Thursday, November 6, 2014
by Ashley Lister
We screw and screw the weekend through
We do not stop. We take no break.
On Saturdays it’s all we do
You tame my one-eyed trouser snake
We’re at it ‘til our bodies ache.
We screw and screw through all Sunday
You ride me like a thoroughbred
These two-day-long rolls in the hay
Can leave my looking like I’m dead
Yet still I’m grateful that we wed.
A quintain, is recorded by the Collins English Dictionary with two definitions:
1 a post or target set up for tilting exercises for mounted knights or foot soldiers
2 the exercise of tilting at such a target
The dictionary overlooks the fact that a quintain is also a five line poem. Obviously we’ve looked at many short poetic forms on here in the past, several of which are limited to five lines. Both types of cinquain (traditional and contemporary) can be counted as quintains. Similarly, the typical limerick falls under this header. As does the English quintain, such as the one above and the one below.
The rhyme scheme for English quintains is usually A-B-A-B-B. There is no set measure or foot (the number and type of syllables or feet). Sometimes quintains work well in longer ballads. Other times a single verse is enough.
Do me in the morning
Or do me late at night
Do me without warning
Don’t bother being polite

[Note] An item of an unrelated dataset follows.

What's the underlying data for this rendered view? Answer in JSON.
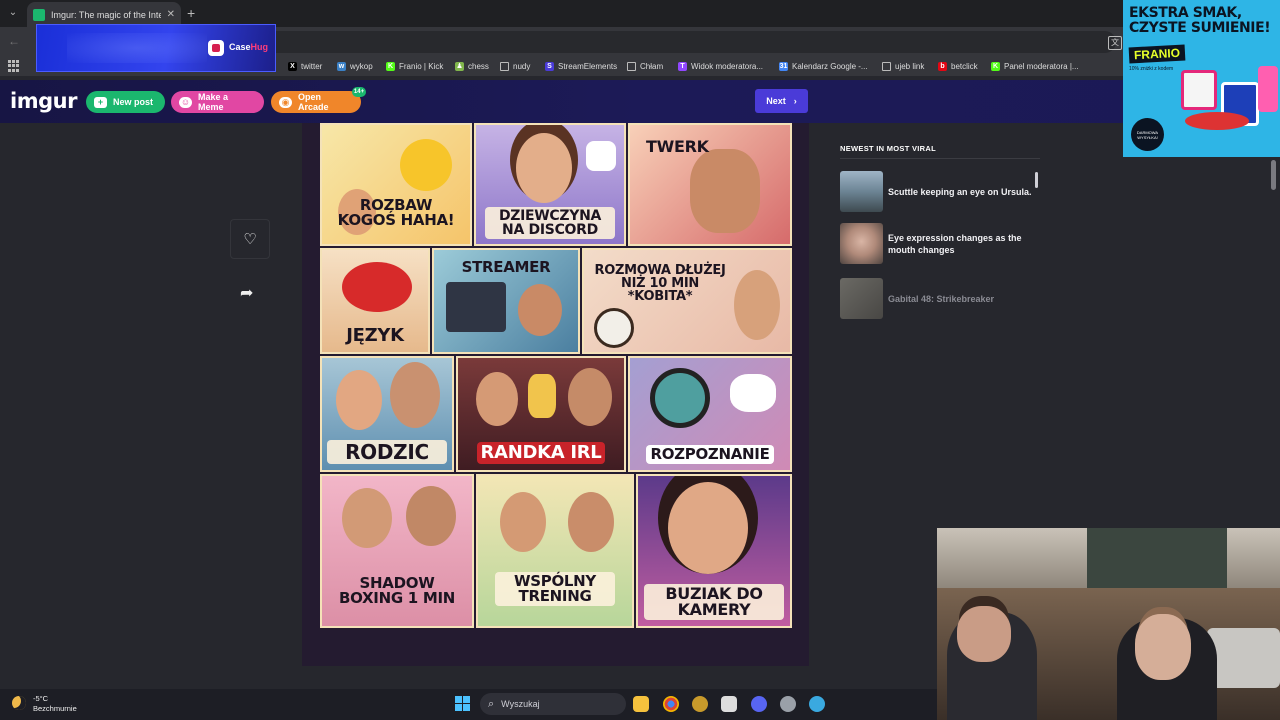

But please just do me right
As always, I look forward to enjoying your English quintains in the comments box below.